When someone is diagnosed with a serious illness, he or she is taking the first step on a challenging and confusing journey. For many, it is as if they are traveling alone to someplace entirely new, with only faded directions back to their old lives. Often, even their loved ones can only guess at what they must be experiencing. Michael Stein, M.D., uses the stories of his own patients to consider the personal narrative of sickness. Beautifully written and keenly insightful, The Lonely Patient is a valuable book for patients and their caregivers as well as a probing inquiry into this universal experience.

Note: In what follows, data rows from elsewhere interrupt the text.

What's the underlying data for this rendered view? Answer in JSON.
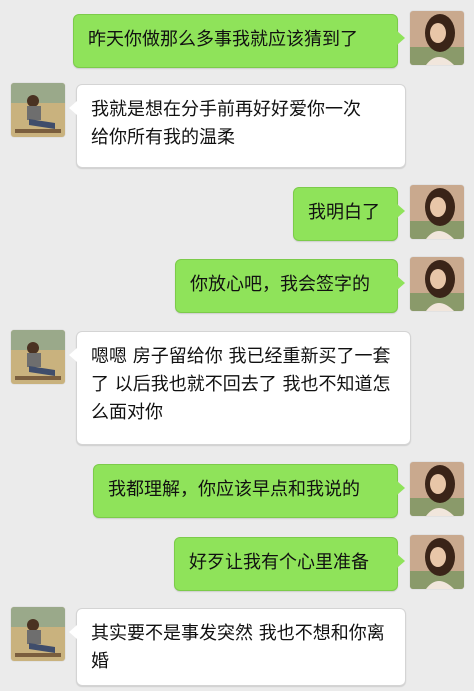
{
  "messages": [
    {
      "side": "right",
      "text": "昨天你做那么多事我就应该猜到了"
    },
    {
      "side": "left",
      "text": "我就是想在分手前再好好爱你一次\n给你所有我的温柔"
    },
    {
      "side": "right",
      "text": "我明白了"
    },
    {
      "side": "right",
      "text": "你放心吧，我会签字的"
    },
    {
      "side": "left",
      "text": "嗯嗯 房子留给你 我已经重新买了一套了 以后我也就不回去了 我也不知道怎么面对你"
    },
    {
      "side": "right",
      "text": "我都理解，你应该早点和我说的"
    },
    {
      "side": "right",
      "text": "好歹让我有个心里准备"
    },
    {
      "side": "left",
      "text": "其实要不是事发突然 我也不想和你离婚"
    }
  ],
  "avatars": {
    "right_icon": "girl-portrait-avatar",
    "left_icon": "man-sitting-outdoors-avatar"
  },
  "colors": {
    "background": "#ebebeb",
    "right_bubble": "#8fe35a",
    "left_bubble": "#ffffff"
  }
}
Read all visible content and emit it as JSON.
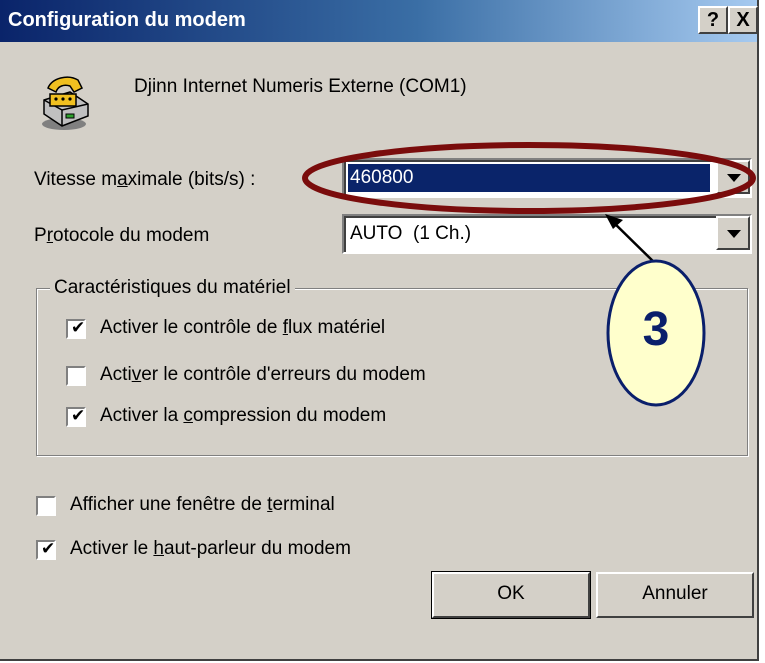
{
  "window": {
    "title": "Configuration du modem",
    "help_label": "?",
    "close_label": "X"
  },
  "device": {
    "icon": "modem-phone-icon",
    "name": "Djinn Internet Numeris Externe (COM1)"
  },
  "speed": {
    "label_pre": "Vitesse m",
    "label_u": "a",
    "label_post": "ximale (bits/s) :",
    "value": "460800"
  },
  "protocol": {
    "label_pre": "P",
    "label_u": "r",
    "label_post": "otocole du modem",
    "value": "AUTO  (1 Ch.)"
  },
  "hardware": {
    "legend": "Caractéristiques du matériel",
    "flow": {
      "pre": "Activer le contrôle de ",
      "u": "f",
      "post": "lux matériel",
      "checked": true
    },
    "error": {
      "pre": "Acti",
      "u": "v",
      "post": "er le contrôle d'erreurs du modem",
      "checked": false
    },
    "compress": {
      "pre": "Activer la ",
      "u": "c",
      "post": "ompression du modem",
      "checked": true
    }
  },
  "terminal": {
    "pre": "Afficher une fenêtre de ",
    "u": "t",
    "post": "erminal",
    "checked": false
  },
  "speaker": {
    "pre": "Activer le ",
    "u": "h",
    "post": "aut-parleur du modem",
    "checked": true
  },
  "buttons": {
    "ok": "OK",
    "cancel": "Annuler"
  },
  "checkmark": "✔",
  "annotation": {
    "number": "3",
    "ring_color": "#7a0c0c",
    "bubble_color": "#ffffcc"
  }
}
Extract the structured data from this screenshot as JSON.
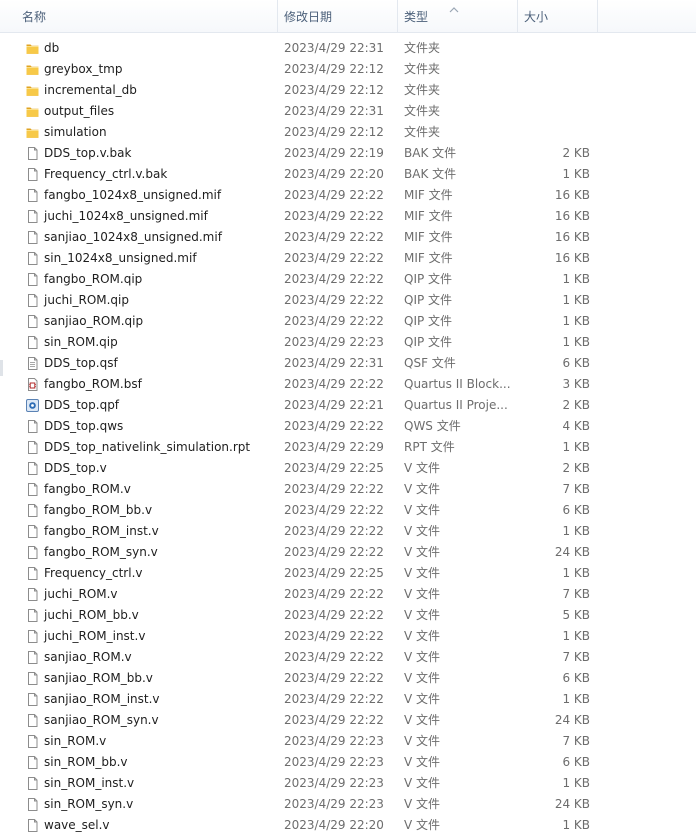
{
  "columns": {
    "name": "名称",
    "date": "修改日期",
    "type": "类型",
    "size": "大小"
  },
  "files": [
    {
      "name": "db",
      "date": "2023/4/29 22:31",
      "type": "文件夹",
      "size": "",
      "icon": "folder-icon"
    },
    {
      "name": "greybox_tmp",
      "date": "2023/4/29 22:12",
      "type": "文件夹",
      "size": "",
      "icon": "folder-icon"
    },
    {
      "name": "incremental_db",
      "date": "2023/4/29 22:12",
      "type": "文件夹",
      "size": "",
      "icon": "folder-icon"
    },
    {
      "name": "output_files",
      "date": "2023/4/29 22:31",
      "type": "文件夹",
      "size": "",
      "icon": "folder-icon"
    },
    {
      "name": "simulation",
      "date": "2023/4/29 22:12",
      "type": "文件夹",
      "size": "",
      "icon": "folder-icon"
    },
    {
      "name": "DDS_top.v.bak",
      "date": "2023/4/29 22:19",
      "type": "BAK 文件",
      "size": "2 KB",
      "icon": "file-icon"
    },
    {
      "name": "Frequency_ctrl.v.bak",
      "date": "2023/4/29 22:20",
      "type": "BAK 文件",
      "size": "1 KB",
      "icon": "file-icon"
    },
    {
      "name": "fangbo_1024x8_unsigned.mif",
      "date": "2023/4/29 22:22",
      "type": "MIF 文件",
      "size": "16 KB",
      "icon": "file-icon"
    },
    {
      "name": "juchi_1024x8_unsigned.mif",
      "date": "2023/4/29 22:22",
      "type": "MIF 文件",
      "size": "16 KB",
      "icon": "file-icon"
    },
    {
      "name": "sanjiao_1024x8_unsigned.mif",
      "date": "2023/4/29 22:22",
      "type": "MIF 文件",
      "size": "16 KB",
      "icon": "file-icon"
    },
    {
      "name": "sin_1024x8_unsigned.mif",
      "date": "2023/4/29 22:22",
      "type": "MIF 文件",
      "size": "16 KB",
      "icon": "file-icon"
    },
    {
      "name": "fangbo_ROM.qip",
      "date": "2023/4/29 22:22",
      "type": "QIP 文件",
      "size": "1 KB",
      "icon": "file-icon"
    },
    {
      "name": "juchi_ROM.qip",
      "date": "2023/4/29 22:22",
      "type": "QIP 文件",
      "size": "1 KB",
      "icon": "file-icon"
    },
    {
      "name": "sanjiao_ROM.qip",
      "date": "2023/4/29 22:22",
      "type": "QIP 文件",
      "size": "1 KB",
      "icon": "file-icon"
    },
    {
      "name": "sin_ROM.qip",
      "date": "2023/4/29 22:23",
      "type": "QIP 文件",
      "size": "1 KB",
      "icon": "file-icon"
    },
    {
      "name": "DDS_top.qsf",
      "date": "2023/4/29 22:31",
      "type": "QSF 文件",
      "size": "6 KB",
      "icon": "text-file-icon"
    },
    {
      "name": "fangbo_ROM.bsf",
      "date": "2023/4/29 22:22",
      "type": "Quartus II Block...",
      "size": "3 KB",
      "icon": "block-file-icon"
    },
    {
      "name": "DDS_top.qpf",
      "date": "2023/4/29 22:21",
      "type": "Quartus II Proje...",
      "size": "2 KB",
      "icon": "project-file-icon"
    },
    {
      "name": "DDS_top.qws",
      "date": "2023/4/29 22:22",
      "type": "QWS 文件",
      "size": "4 KB",
      "icon": "file-icon"
    },
    {
      "name": "DDS_top_nativelink_simulation.rpt",
      "date": "2023/4/29 22:29",
      "type": "RPT 文件",
      "size": "1 KB",
      "icon": "file-icon"
    },
    {
      "name": "DDS_top.v",
      "date": "2023/4/29 22:25",
      "type": "V 文件",
      "size": "2 KB",
      "icon": "file-icon"
    },
    {
      "name": "fangbo_ROM.v",
      "date": "2023/4/29 22:22",
      "type": "V 文件",
      "size": "7 KB",
      "icon": "file-icon"
    },
    {
      "name": "fangbo_ROM_bb.v",
      "date": "2023/4/29 22:22",
      "type": "V 文件",
      "size": "6 KB",
      "icon": "file-icon"
    },
    {
      "name": "fangbo_ROM_inst.v",
      "date": "2023/4/29 22:22",
      "type": "V 文件",
      "size": "1 KB",
      "icon": "file-icon"
    },
    {
      "name": "fangbo_ROM_syn.v",
      "date": "2023/4/29 22:22",
      "type": "V 文件",
      "size": "24 KB",
      "icon": "file-icon"
    },
    {
      "name": "Frequency_ctrl.v",
      "date": "2023/4/29 22:25",
      "type": "V 文件",
      "size": "1 KB",
      "icon": "file-icon"
    },
    {
      "name": "juchi_ROM.v",
      "date": "2023/4/29 22:22",
      "type": "V 文件",
      "size": "7 KB",
      "icon": "file-icon"
    },
    {
      "name": "juchi_ROM_bb.v",
      "date": "2023/4/29 22:22",
      "type": "V 文件",
      "size": "5 KB",
      "icon": "file-icon"
    },
    {
      "name": "juchi_ROM_inst.v",
      "date": "2023/4/29 22:22",
      "type": "V 文件",
      "size": "1 KB",
      "icon": "file-icon"
    },
    {
      "name": "sanjiao_ROM.v",
      "date": "2023/4/29 22:22",
      "type": "V 文件",
      "size": "7 KB",
      "icon": "file-icon"
    },
    {
      "name": "sanjiao_ROM_bb.v",
      "date": "2023/4/29 22:22",
      "type": "V 文件",
      "size": "6 KB",
      "icon": "file-icon"
    },
    {
      "name": "sanjiao_ROM_inst.v",
      "date": "2023/4/29 22:22",
      "type": "V 文件",
      "size": "1 KB",
      "icon": "file-icon"
    },
    {
      "name": "sanjiao_ROM_syn.v",
      "date": "2023/4/29 22:22",
      "type": "V 文件",
      "size": "24 KB",
      "icon": "file-icon"
    },
    {
      "name": "sin_ROM.v",
      "date": "2023/4/29 22:23",
      "type": "V 文件",
      "size": "7 KB",
      "icon": "file-icon"
    },
    {
      "name": "sin_ROM_bb.v",
      "date": "2023/4/29 22:23",
      "type": "V 文件",
      "size": "6 KB",
      "icon": "file-icon"
    },
    {
      "name": "sin_ROM_inst.v",
      "date": "2023/4/29 22:23",
      "type": "V 文件",
      "size": "1 KB",
      "icon": "file-icon"
    },
    {
      "name": "sin_ROM_syn.v",
      "date": "2023/4/29 22:23",
      "type": "V 文件",
      "size": "24 KB",
      "icon": "file-icon"
    },
    {
      "name": "wave_sel.v",
      "date": "2023/4/29 22:20",
      "type": "V 文件",
      "size": "1 KB",
      "icon": "file-icon"
    }
  ]
}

Beautifully written, this is a look into the hearts and minds of people suffering serious illness: into the terrors that they often don't express directly. Stein centers his investigation on his brother-in-law Richard, diagnosed with a rare sinus cancer at the age of 50. According to Stein, a professor at the Brown University School of Medicine and a novelist (The Lynching Tree), such patients pass through four emotional stages betrayal, terror, loneliness and loss which he illustrates with riveting case studies. One patient had a mysterious bump on his head; because of his fear of anesthesia, he decided to forgo a necessary operation. Stein's most expressive prose evokes the isolated world of the patient, who is locked into a limited existence, confined in a hospital room or at home, exemplified at its most extreme by a quadriplegic who feels completely shut in to "a strange indoor island world." Stein says he now understands the importance of taking the hand of a fearful patient, who need not display courage in front of physicians. This is a moving and eloquent testimony from a caring practitioner.